  • Lens optics are a tad soft
  • CMS and gamma interact making calibration a little more difficult
  • So-so black levels

Whenever I review a DLP projector, I find myself in a self-debate. I absolutely adore the high contrast and smooth image from my LCoS projector; but I'm also drawn to the sharp bright picture that comes from DLP. And the motion processing is noticeably smoother and more natural than the blur and judder inherent in LCD and LCoS designs.

As I said at the beginning, no projector is perfect. You have to choose the one that checks most of your personal boxes. There will always be compromise. For me, contrast is king so I'm drawn to LCoS. But if you're looking for high brightness, good 3D, sharp detail, and saturated color, DLP might be your ticket.

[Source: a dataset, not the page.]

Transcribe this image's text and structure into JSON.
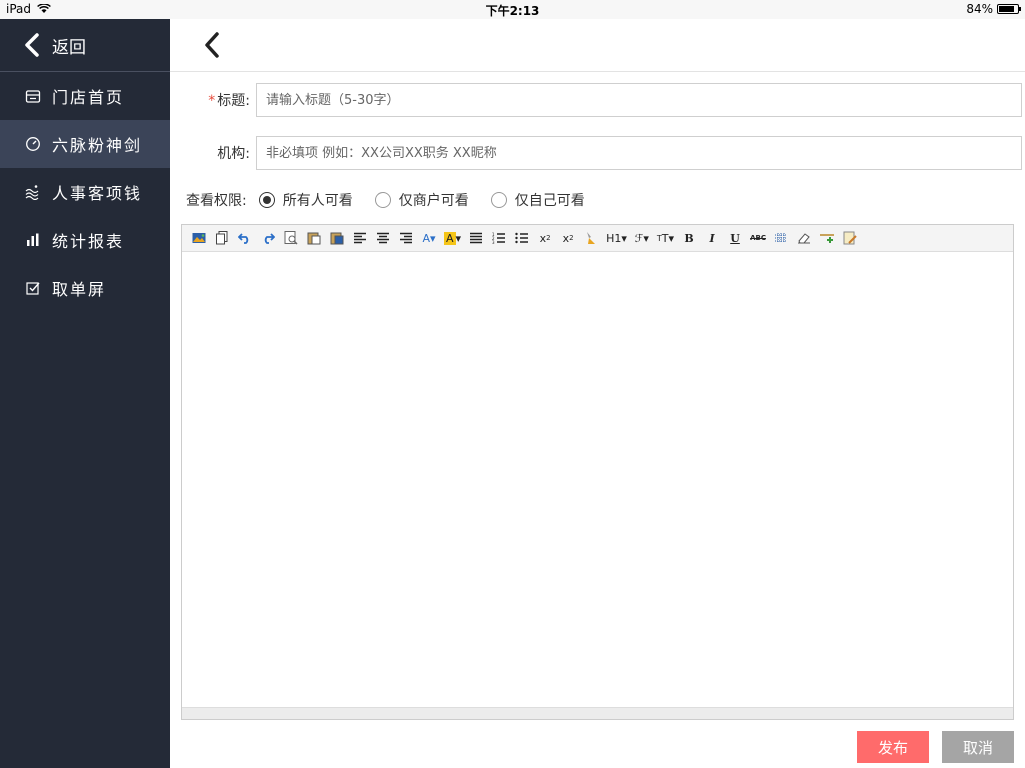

There are DLP models in every price bracket and BenQ has filled the sub-$3000 category nicely. In a market dominated by LCD, the W7500 brings more light, better 3D, better screen uniformity, and excellent installation flexibility. The DLP-link glasses are super-convenient and inexpensive when compared to their IR-controlled counterparts. Coupled with an excellent remote and lots of calibration tools, this projector bears serious consideration.

And did I mention the accuracy? The W7500 put up some great numbers in my tests with invisible errors in all categories. And its gamma tracking was some of the best I've seen in a while. I would have to say BenQ has made great strides in all aspects of image quality with the W7500. The only mountain left for it to climb is contrast. Those seeking super-low black levels may need to look elsewhere. But if you want to have the lights on, this projector has no equal at this price point.

It's difficult to make absolute recommendations for projectors. It's more important that you select the right tool for the job. If you want quality 3D, lots of light, accurate color, and ease of installation, then the W7500 is for you. Highly recommended.